NetSuite has announced an extension to its SP100 program that sees it endeavour to woo more resellers. In doing so, it is recognising the need to move on as it works towards its next revenue goal. From the press release:
- The option to realize 100 percent of a new customer's first-year revenue, with a 10 percent share of renewals in future years. New partners may also choose NetSuite's conventional revenue-sharing agreements while enjoying the other benefits of the SP100 program;
- The NetSuite SuiteStart Service, designed to give partners immediate mastery of the cloud, and a shorter horizon to initial customer wins;
- Waivers of first-year program enrollment fees for new channel partners (an immediate $5,000 value);
- Free first-year training in the NetSuite sales training and methodology courses for up to three sales reps;
- Comprehensive go-to-market support, including marketing templates, start-up leads, and access to ongoing leads for top-performing partners;
- A free NetSuite license for partners, in good standing, to use to operate their own business.
Some of these features remind me of what SAP is offering its Business ByDesign partners and when I challenged Craig West, NetSuite's channel chief, he stopped short of acknowledging the plan as 'me too' but ruefully said: "We've been working on this some time but yeah, I wish we had been first on some of these."
More importantly, I see this as a sign that NetSuite is realising that it needs to mature as a company. In a recent discussion with colleagues, we noted that Zach Nelson, NetSuite's CEO has been relatively quiet of late. While we don't doubt he'll take a poke at one or both of Microsoft and SAP at the next earnings call, the fact is NetSuite is at one of those defining inflection points for a software vendor.
Having reached around $200 million in annual revenue, the next goal must be $500 million. NetSuite knows it cannot get there alone and so has to offer substantive incentives to attract VARs. The option to take 100% first year revenue is clearly an attraction and a significant sacrifice on NetSuite's part.
I would be more impressed if NetSuite was to loosen control of access to ongoing leads. Unless a VAR has a burgeoning set of prospects within its existing client base ready to move to the cloud then NetSuite needs to provide more open access in order to help fill the channel's appetite for deals. It would demonstrate the demand which observers like myself see but which is not necessarily apparent to VARs. The company claims it has plenty of leads so that should not be a problem.
My sense from participating in extensive threads on this topic is that the VAR channel remains wary of SaaS/cloud solution selling.
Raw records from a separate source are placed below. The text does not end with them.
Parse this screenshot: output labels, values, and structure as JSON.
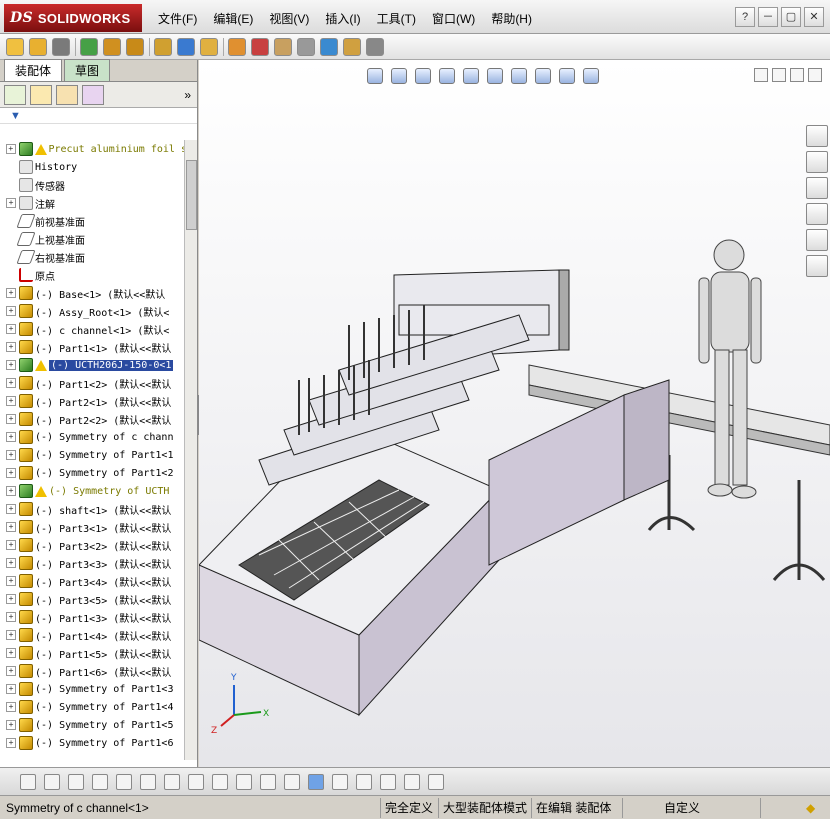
{
  "app": {
    "logo_ds": "DS",
    "logo_text": "SOLIDWORKS"
  },
  "menu": [
    "文件(F)",
    "编辑(E)",
    "视图(V)",
    "插入(I)",
    "工具(T)",
    "窗口(W)",
    "帮助(H)"
  ],
  "title_buttons": [
    "?",
    "－",
    "▢",
    "✕"
  ],
  "panel_tabs": [
    "装配体",
    "草图"
  ],
  "fm_tabs": [
    "feature-manager",
    "property-manager",
    "configuration-manager",
    "display-manager"
  ],
  "filter_icon": "funnel-icon",
  "tree": [
    {
      "label": "Precut aluminium foil se",
      "icon": "assembly",
      "warn": true,
      "exp": true,
      "root": true
    },
    {
      "label": "History",
      "icon": "history",
      "exp": false
    },
    {
      "label": "传感器",
      "icon": "history",
      "exp": false
    },
    {
      "label": "注解",
      "icon": "annotation",
      "exp": true
    },
    {
      "label": "前视基准面",
      "icon": "plane",
      "exp": false
    },
    {
      "label": "上视基准面",
      "icon": "plane",
      "exp": false
    },
    {
      "label": "右视基准面",
      "icon": "plane",
      "exp": false
    },
    {
      "label": "原点",
      "icon": "origin",
      "exp": false
    },
    {
      "label": "(-) Base<1> (默认<<默认",
      "icon": "part",
      "exp": true
    },
    {
      "label": "(-) Assy_Root<1> (默认<",
      "icon": "part",
      "exp": true
    },
    {
      "label": "(-) c channel<1> (默认<",
      "icon": "part",
      "exp": true
    },
    {
      "label": "(-) Part1<1> (默认<<默认",
      "icon": "part",
      "exp": true
    },
    {
      "label": "(-) UCTH206J-150-0<1",
      "icon": "assembly",
      "warn": true,
      "exp": true,
      "selected": true
    },
    {
      "label": "(-) Part1<2> (默认<<默认",
      "icon": "part",
      "exp": true
    },
    {
      "label": "(-) Part2<1> (默认<<默认",
      "icon": "part",
      "exp": true
    },
    {
      "label": "(-) Part2<2> (默认<<默认",
      "icon": "part",
      "exp": true
    },
    {
      "label": "(-) Symmetry of c chann",
      "icon": "part",
      "exp": true
    },
    {
      "label": "(-) Symmetry of Part1<1",
      "icon": "part",
      "exp": true
    },
    {
      "label": "(-) Symmetry of Part1<2",
      "icon": "part",
      "exp": true
    },
    {
      "label": "(-) Symmetry of UCTH",
      "icon": "assembly",
      "warn": true,
      "exp": true,
      "root": true
    },
    {
      "label": "(-) shaft<1> (默认<<默认",
      "icon": "part",
      "exp": true
    },
    {
      "label": "(-) Part3<1> (默认<<默认",
      "icon": "part",
      "exp": true
    },
    {
      "label": "(-) Part3<2> (默认<<默认",
      "icon": "part",
      "exp": true
    },
    {
      "label": "(-) Part3<3> (默认<<默认",
      "icon": "part",
      "exp": true
    },
    {
      "label": "(-) Part3<4> (默认<<默认",
      "icon": "part",
      "exp": true
    },
    {
      "label": "(-) Part3<5> (默认<<默认",
      "icon": "part",
      "exp": true
    },
    {
      "label": "(-) Part1<3> (默认<<默认",
      "icon": "part",
      "exp": true
    },
    {
      "label": "(-) Part1<4> (默认<<默认",
      "icon": "part",
      "exp": true
    },
    {
      "label": "(-) Part1<5> (默认<<默认",
      "icon": "part",
      "exp": true
    },
    {
      "label": "(-) Part1<6> (默认<<默认",
      "icon": "part",
      "exp": true
    },
    {
      "label": "(-) Symmetry of Part1<3",
      "icon": "part",
      "exp": true
    },
    {
      "label": "(-) Symmetry of Part1<4",
      "icon": "part",
      "exp": true
    },
    {
      "label": "(-) Symmetry of Part1<5",
      "icon": "part",
      "exp": true
    },
    {
      "label": "(-) Symmetry of Part1<6",
      "icon": "part",
      "exp": true
    }
  ],
  "axes": {
    "x": "X",
    "y": "Y",
    "z": "Z"
  },
  "status": {
    "selection": "Symmetry of c channel<1>",
    "definition": "完全定义",
    "mode": "大型装配体模式",
    "editing": "在编辑 装配体",
    "custom": "自定义"
  },
  "colors": {
    "accent": "#2a4aa0",
    "brand": "#b01e1e"
  }
}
It requires a fundamentally different mindset to selling on-premise solutions where the raft of available add on services is extensive. Craig agreed with my assessment that the vast majority don't 'get it' or remain reluctant to give up their ancillary service support deals: "I think what's more interesting is this burgeoning whole cloud consultancy thing where they are building whole portfolios that are not just ERP or CRM but collaboration, email, security and telephony. It's almost like a menu thing."
Moving on, I asked Craig how well he thinks NetSuite is doing at controlling its channel partners. It is one thing to build a thriving channel, it is another to build one that results in high levels of customer satisfaction. In asking the question, I was thinking about the steady flow of emails I receive from less than happy customers. Craig's answer was intriguing.
He acknowledged that in the past, some resellers had viewed cloud as a way to milk a few customers with little effort. Other VARs I've spoken with said much the same thing, complaining that the good work they put in was sometimes marred by poor implementations elsewhere. Craig now says that an attractive program is only a part of the story. "We talk about partners in good standing for a reason. Yes, we want them to do more than a handful of deals a year but they need to be good implementations. That's why we're putting more emphasis on training."
You can readily argue that if NetSuite is prepared to hold out the carrot of 100% first year revenue then it has a strong incentive to delight those customers. If customers are not happy in month nine then the chances of a difficult negotiation over year two fees is bound to ensue. Far better to have the customer up and running with happy users by month nine. It will not be do-able in all cases but should be possible in the majority.
I suspect some incentives, like the waiver of fees and free training for a few reps will become a permanent feature. When you run the numbers, $5,000 even for 1,000 new channel partners is barely a rounding error on NetSuite revenue. "I can see that [first year fee waiver] happening. We see partners bog down fiscally over fees. We all know it's some couple of hundred thousand dollar investment to build a practice but there is some degree where it's if I've got to pay you a few thousand dollars in fees it makes me feel bad."
More broadly, I see this program as a recognition that selling cloud based ERP is no longer the NetSuite slam dunk it once was. The company has had the luxury of pretty much having the market to itself and benefiting accordingly. Some of its more recent wins have been impressive.
Weighing its 6,000+ customers against SAP's 270 may seem like overwhelming odds in NetSuite's favour. But NetSuite is not standing on its laurels or assuming that SAP does not represent credible opposition: "We are starting to see them in deals," Craig said. That combined with SAP's ability to throw many millions at marketing, almost without noticing, means NetSuite has to up its game. This is the first in what I expect will be many steps along that path and for that NetSuite should be congratulated.